- Data supplied
^^^^^^^^

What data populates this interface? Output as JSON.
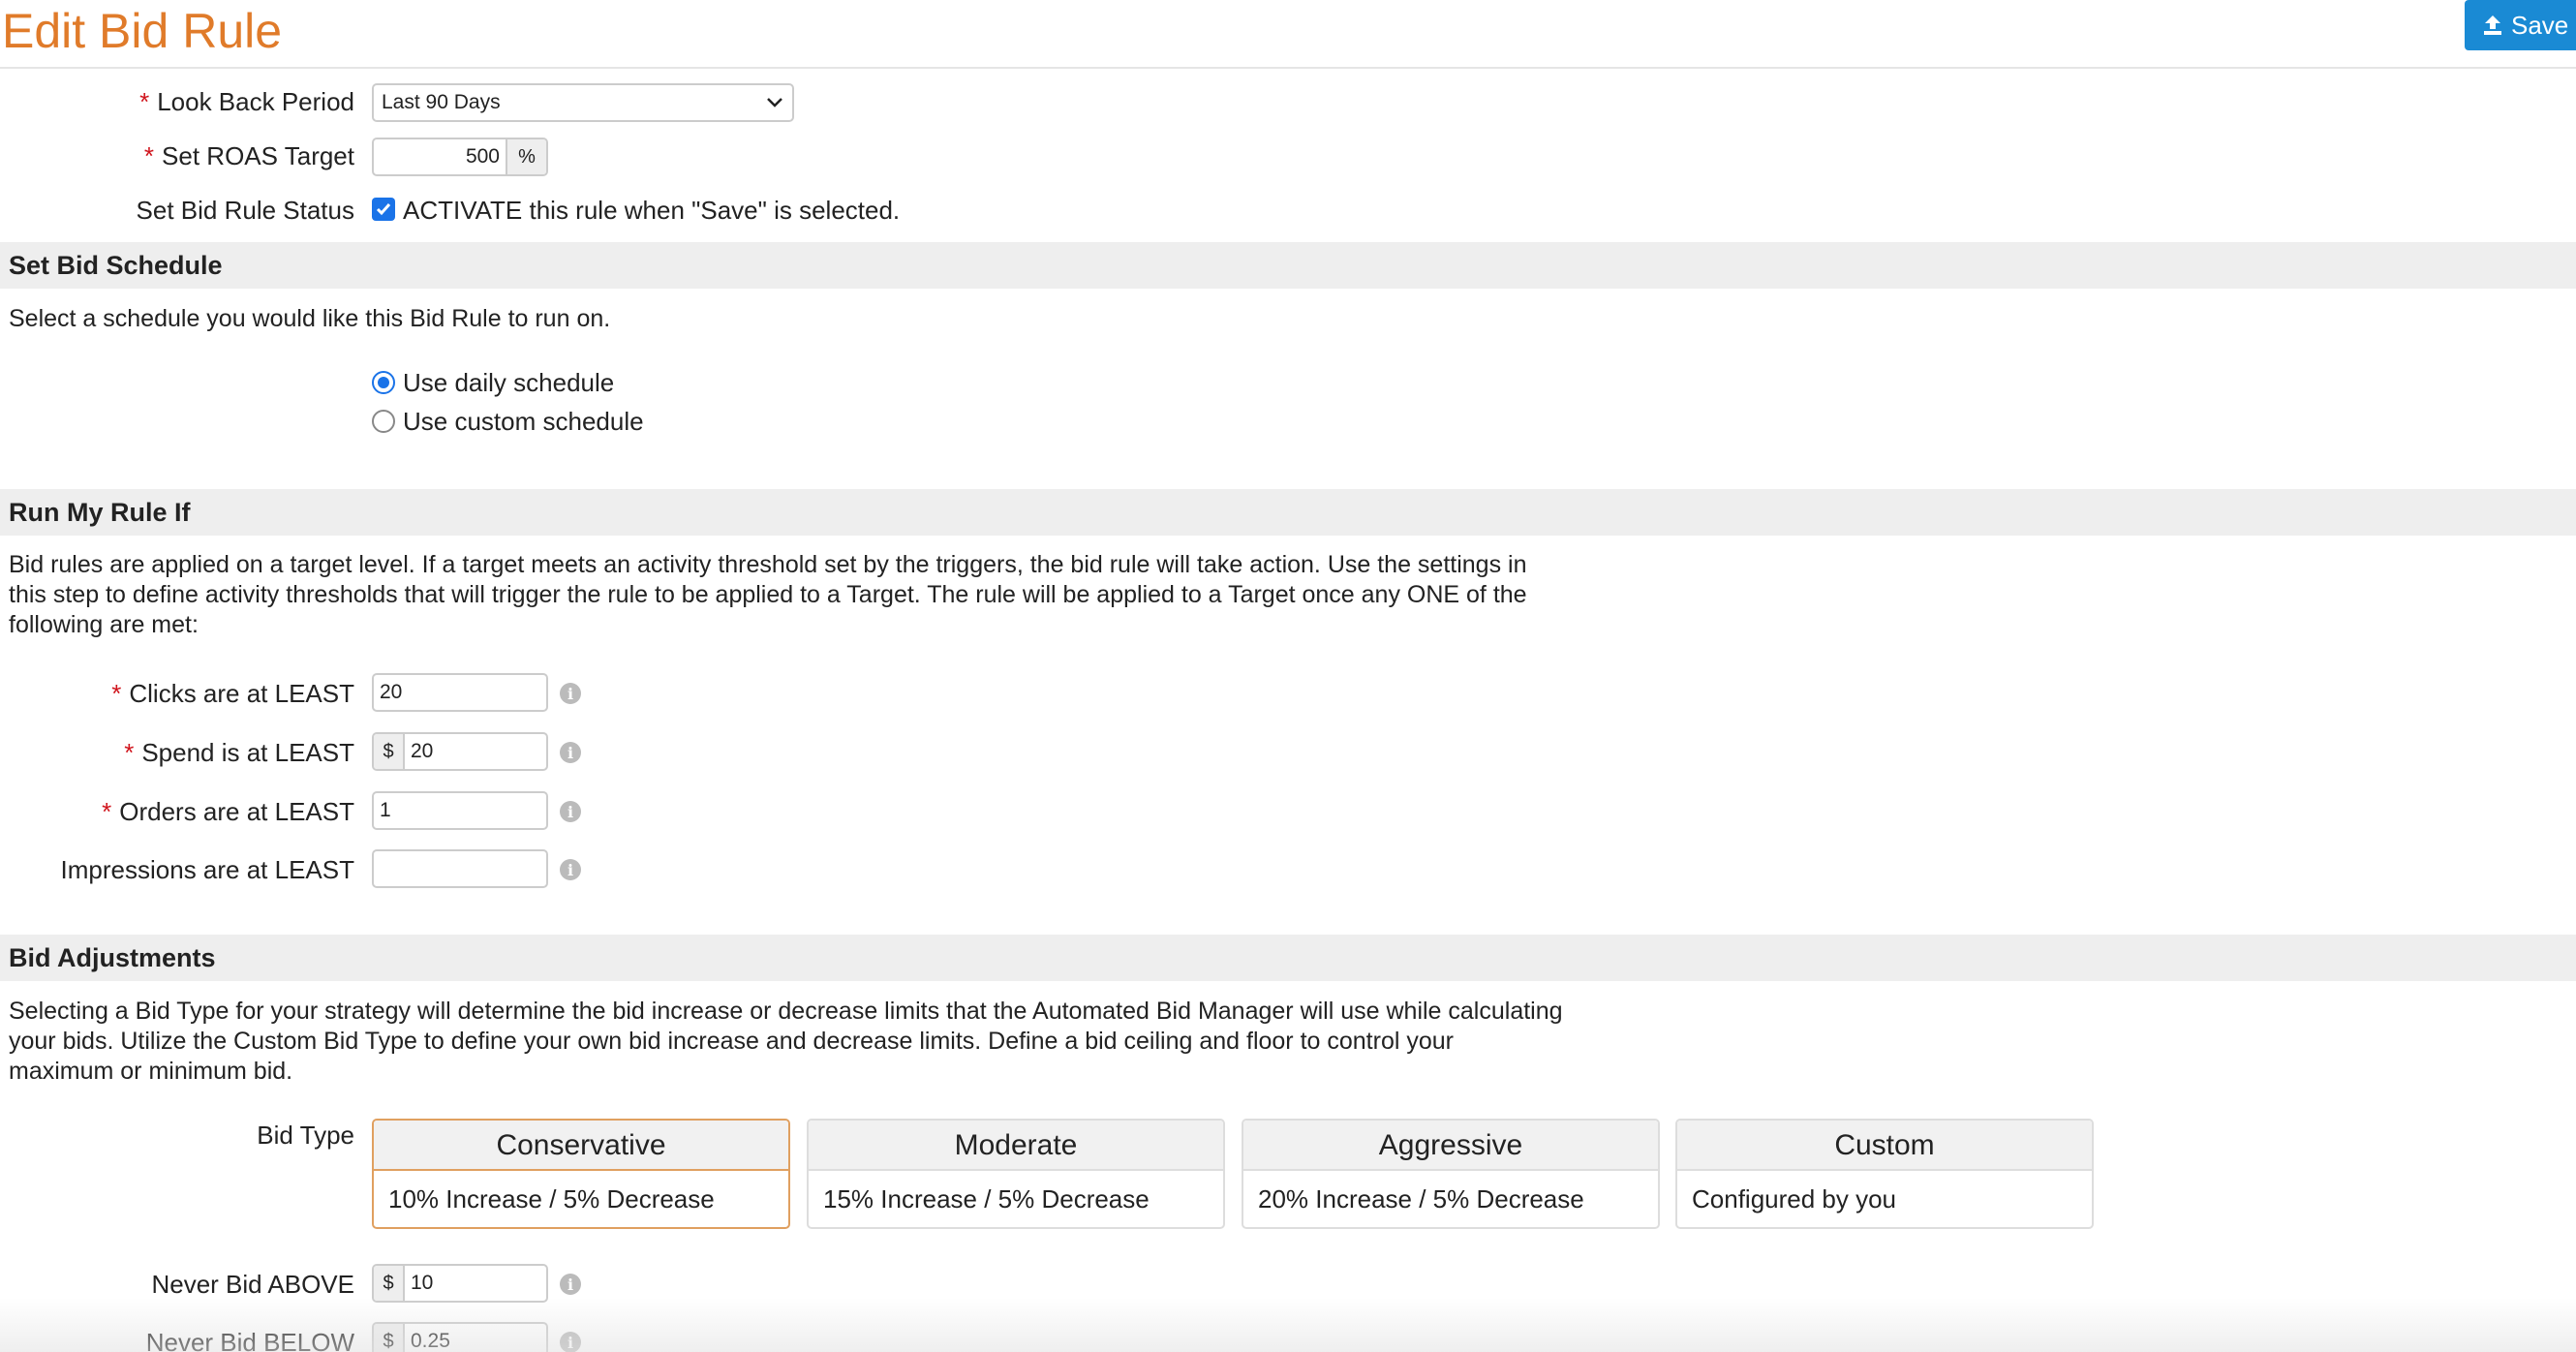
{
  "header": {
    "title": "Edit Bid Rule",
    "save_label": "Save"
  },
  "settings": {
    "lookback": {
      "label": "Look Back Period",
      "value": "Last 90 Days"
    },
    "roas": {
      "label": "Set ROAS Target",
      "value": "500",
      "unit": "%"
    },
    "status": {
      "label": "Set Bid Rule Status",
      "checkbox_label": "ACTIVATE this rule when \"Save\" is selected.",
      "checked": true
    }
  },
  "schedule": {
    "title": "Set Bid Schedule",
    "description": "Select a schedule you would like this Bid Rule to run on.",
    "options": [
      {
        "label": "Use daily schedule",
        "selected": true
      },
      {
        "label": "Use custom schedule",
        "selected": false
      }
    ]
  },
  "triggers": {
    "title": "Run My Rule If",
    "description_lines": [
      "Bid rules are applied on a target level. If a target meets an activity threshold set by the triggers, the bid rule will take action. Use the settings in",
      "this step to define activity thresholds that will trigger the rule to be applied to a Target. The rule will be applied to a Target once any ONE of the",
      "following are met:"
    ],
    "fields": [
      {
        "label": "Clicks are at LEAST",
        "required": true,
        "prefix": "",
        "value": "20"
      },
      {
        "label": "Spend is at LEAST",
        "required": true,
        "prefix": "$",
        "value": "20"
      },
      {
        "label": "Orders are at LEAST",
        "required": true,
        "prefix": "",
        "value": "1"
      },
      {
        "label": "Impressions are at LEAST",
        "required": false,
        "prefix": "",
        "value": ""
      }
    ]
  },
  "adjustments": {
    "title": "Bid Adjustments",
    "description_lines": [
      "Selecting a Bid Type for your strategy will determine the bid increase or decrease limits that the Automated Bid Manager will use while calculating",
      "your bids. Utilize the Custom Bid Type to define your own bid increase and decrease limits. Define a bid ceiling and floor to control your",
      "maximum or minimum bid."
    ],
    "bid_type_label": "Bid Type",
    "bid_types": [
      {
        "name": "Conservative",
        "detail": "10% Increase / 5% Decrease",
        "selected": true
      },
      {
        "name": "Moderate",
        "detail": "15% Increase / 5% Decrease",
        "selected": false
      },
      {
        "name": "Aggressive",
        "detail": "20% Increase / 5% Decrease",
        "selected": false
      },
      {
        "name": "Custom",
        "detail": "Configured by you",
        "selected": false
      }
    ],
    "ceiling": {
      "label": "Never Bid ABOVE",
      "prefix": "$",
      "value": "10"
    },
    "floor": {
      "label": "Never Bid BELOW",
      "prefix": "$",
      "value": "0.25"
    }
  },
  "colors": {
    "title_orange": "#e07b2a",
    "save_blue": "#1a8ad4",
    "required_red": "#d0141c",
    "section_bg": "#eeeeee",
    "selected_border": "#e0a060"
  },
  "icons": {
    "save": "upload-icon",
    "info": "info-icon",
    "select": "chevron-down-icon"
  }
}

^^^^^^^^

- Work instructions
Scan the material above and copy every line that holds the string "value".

- Final answer
      "value": "Last 90 Days"
      "value": "500",
        "value": "20"
        "value": "20"
        "value": "1"
        "value": ""
      "value": "10"
      "value": "0.25"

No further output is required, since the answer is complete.